The debt rescue package, agreed with the eurozone and International Monetary Fund early in the morning after around 10 hours of talks in Brussels, is significantly less than the ¤17bn Cyprus had initially sought.
It includes ¤5.8bn to be raised through the bank deposit levy of up to 9.9 percent, which will apply to everyone from pensioners to Russian oligarchs and tens of thousands of British expats.
At the same time, a “withholding tax” would be imposed on interest on bank deposits, and Cyprus will have to hike corporate tax to 12.5 percent from 10 percent and sell off state assets so as to help balance the public finances.
Though it was reached too late for Cyprus newspapers, and other forms of traditional media were caught unawares, the bailout deal prompted some to queue up outside banks to withdraw cash from ATMs. But analyst Sony Kapoor cautioned that there was no point, tweeting: “Dear Cyprus bank depositors, the time to line outside ur banks was last week, no point now.”
A flood of angry comments flowed on the Internet. “The Cyprus deal is exactly why I don’t keep money in the bank anymore.
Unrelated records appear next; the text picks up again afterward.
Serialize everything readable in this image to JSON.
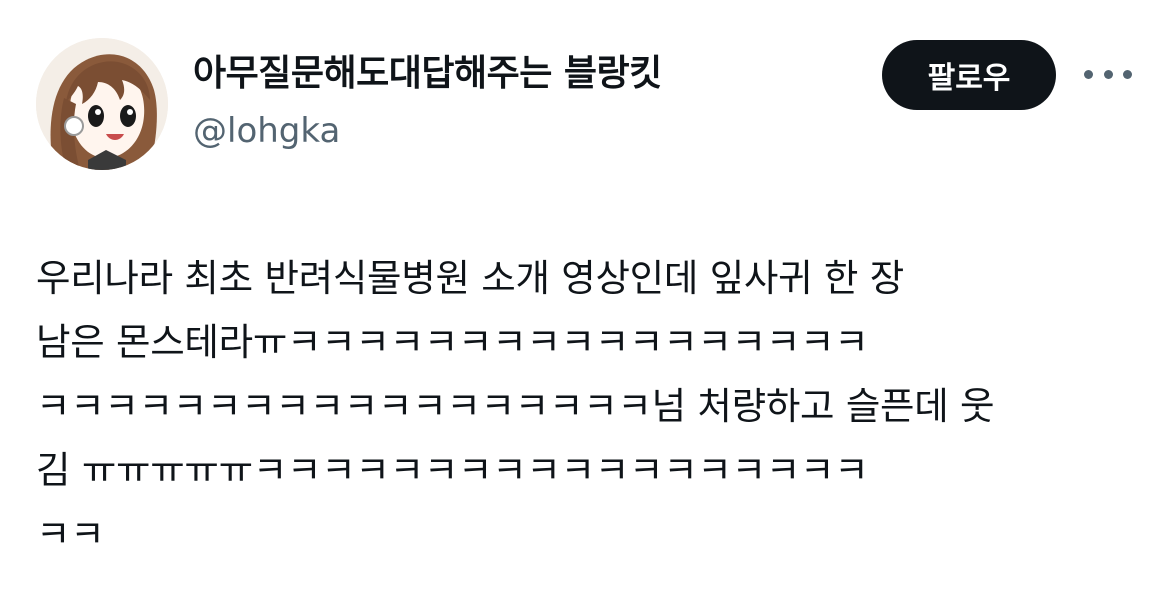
{
  "author": {
    "display_name": "아무질문해도대답해주는 블랑킷",
    "handle": "@lohgka",
    "avatar_icon": "anime-girl-avatar"
  },
  "actions": {
    "follow_label": "팔로우",
    "more_icon": "ellipsis-icon"
  },
  "tweet": {
    "lines": [
      "우리나라 최초 반려식물병원 소개 영상인데 잎사귀 한 장",
      "남은 몬스테라ㅠㅋㅋㅋㅋㅋㅋㅋㅋㅋㅋㅋㅋㅋㅋㅋㅋㅋ",
      "ㅋㅋㅋㅋㅋㅋㅋㅋㅋㅋㅋㅋㅋㅋㅋㅋㅋㅋ넘 처량하고 슬픈데 웃",
      "김 ㅠㅠㅠㅠㅠㅋㅋㅋㅋㅋㅋㅋㅋㅋㅋㅋㅋㅋㅋㅋㅋㅋㅋ",
      "ㅋㅋ"
    ]
  },
  "colors": {
    "text_primary": "#0f1419",
    "text_secondary": "#536471",
    "follow_bg": "#0f1419",
    "follow_text": "#ffffff"
  }
}
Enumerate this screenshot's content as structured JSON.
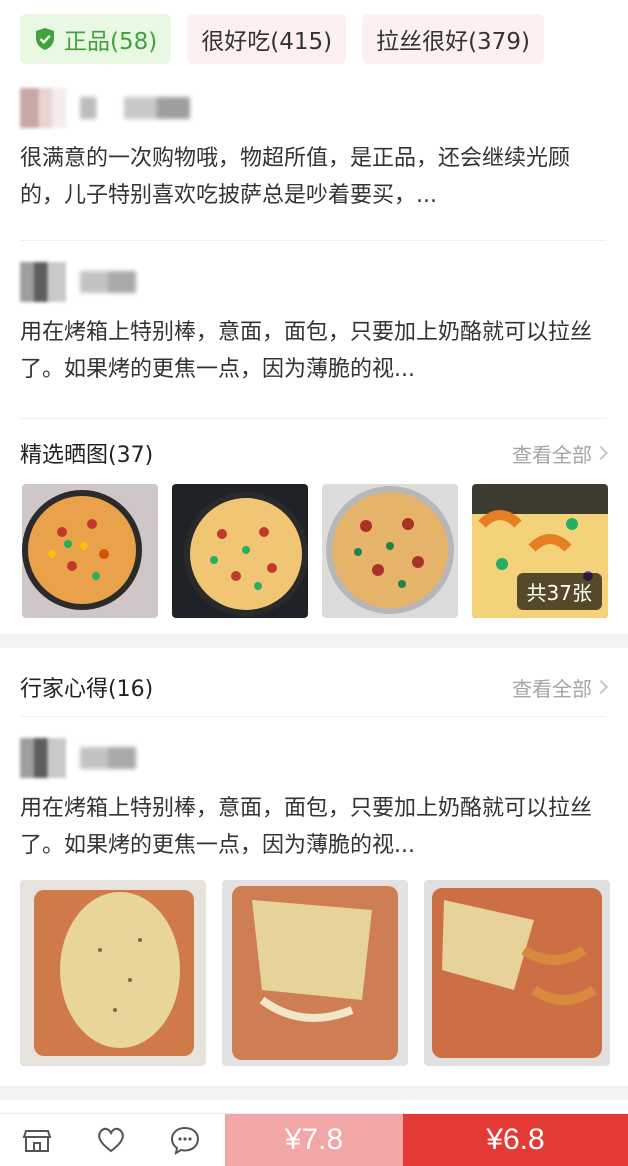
{
  "tags": [
    {
      "label": "正品(58)",
      "icon": "shield-check-icon",
      "color": "#3fa33a"
    },
    {
      "label": "很好吃(415)"
    },
    {
      "label": "拉丝很好(379)"
    }
  ],
  "reviews": [
    {
      "text": "很满意的一次购物哦，物超所值，是正品，还会继续光顾的，儿子特别喜欢吃披萨总是吵着要买，..."
    },
    {
      "text": "用在烤箱上特别棒，意面，面包，只要加上奶酪就可以拉丝了。如果烤的更焦一点，因为薄脆的视..."
    }
  ],
  "photos_section": {
    "title": "精选晒图(37)",
    "see_all": "查看全部",
    "count_badge": "共37张",
    "thumbnails": [
      "pizza-photo-1",
      "pizza-photo-2",
      "pizza-photo-3",
      "pizza-photo-4"
    ]
  },
  "expert_section": {
    "title": "行家心得(16)",
    "see_all": "查看全部",
    "review_text": "用在烤箱上特别棒，意面，面包，只要加上奶酪就可以拉丝了。如果烤的更焦一点，因为薄脆的视...",
    "photos": [
      "pasta-photo-1",
      "pasta-photo-2",
      "pasta-photo-3"
    ]
  },
  "bottom_bar": {
    "icons": [
      "store-icon",
      "heart-icon",
      "chat-icon"
    ],
    "price_left": "¥7.8",
    "price_right": "¥6.8",
    "colors": {
      "left": "#f2a6a6",
      "right": "#e33a35"
    }
  }
}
Brussels can commandeer your cash. Just like that,” one person wrote on Twitter.
“The British & Russians will think twice before retiring to the sun and placing their deposits in some dodgy peripheral bank,” said another.
One tweeter used the micro-blogging website to call for a protest outside the presidential palace at 4:00 pm yesterday against the “unacceptable eurogroup assault”. Government spokesman Christos Stylianides tried to calm shell-shocked Cypriots saying: “The situation is serious but not tragic, there is no reason to panic.” “The Cyprus government had to decide between saving the economy and a disorderly default,” he told the official CNA news agency.
The levy will see deposits of more than ¤100,000 hit with a 9.9 percent charge when lenders reopen their doors after a scheduled public holiday tomorrow. Under that threshold and the levy drops to 6.75 percent.
Co-operative bank branches, which, unlike the main lenders, usually open for business on Saturdays, kept their doors closed as their systems were shut down, officials said.
One furious customer reportedly parked his digger outside one such branch in the seaside resort of Limassol, claiming the government had “tricked” him into believing deposits were safe.
Ministers were in a race against the clock to trash out draft legislation and push it through parliament, which the speaker’s office said was expected to convene today.
President Nicos Anastasiades, who attended the rescue talks in Brussels, was due to land on the island at 8:00pm (1800 GMT) to brief his cabinet in an emergency meeting, CNA reported.
The negotiations had dragged on as Cyprus fought its ultimately doomed battle to avoid the haircut on deposits, which it argued would trigger a run on its banks and ricochet on through the eurozone.
Cyprus — which accounts for just 0.2 percent of the combined eurozone economy — is the fifth country to secure a debt rescue package from its eurozone partners in the three-year debt crisis.
The price tag is very small compared with two rescues for Greece worth some ¤380bn ($496bn), Ireland’s ¤85bn, Portugal’s ¤78bn and ¤41bn for Spanish banks.
“It’s something that compared to other possible outcomes, is the least onerous,” Cypriot Finance Minister Michalis Sarris said, adding the arrangement meant his government “avoided salary and pension cuts” for the public sector. The proposed bank levy raised concerns among finance experts over a possible bank run in bigger eurozone economies, where fragile public finances are also under scrutiny.
Shaun Richards, who described himself an independent economist, tweeted: “If those in charge in the Euro area actually wanted to start a bank run this charge on depositors in Cyprus should do the trick.”
Dutch Finance Minister Jeroen Dijsselbloem said the “upfront, one-off” tax was expected to raise ¤5.8bn on top of the loans still to be finalised by eurozone parliaments. The Cypriot finance minister is also expected to visit Moscow on Wednesday to discuss easier terms on an existing ¤2.5bn loan. AFP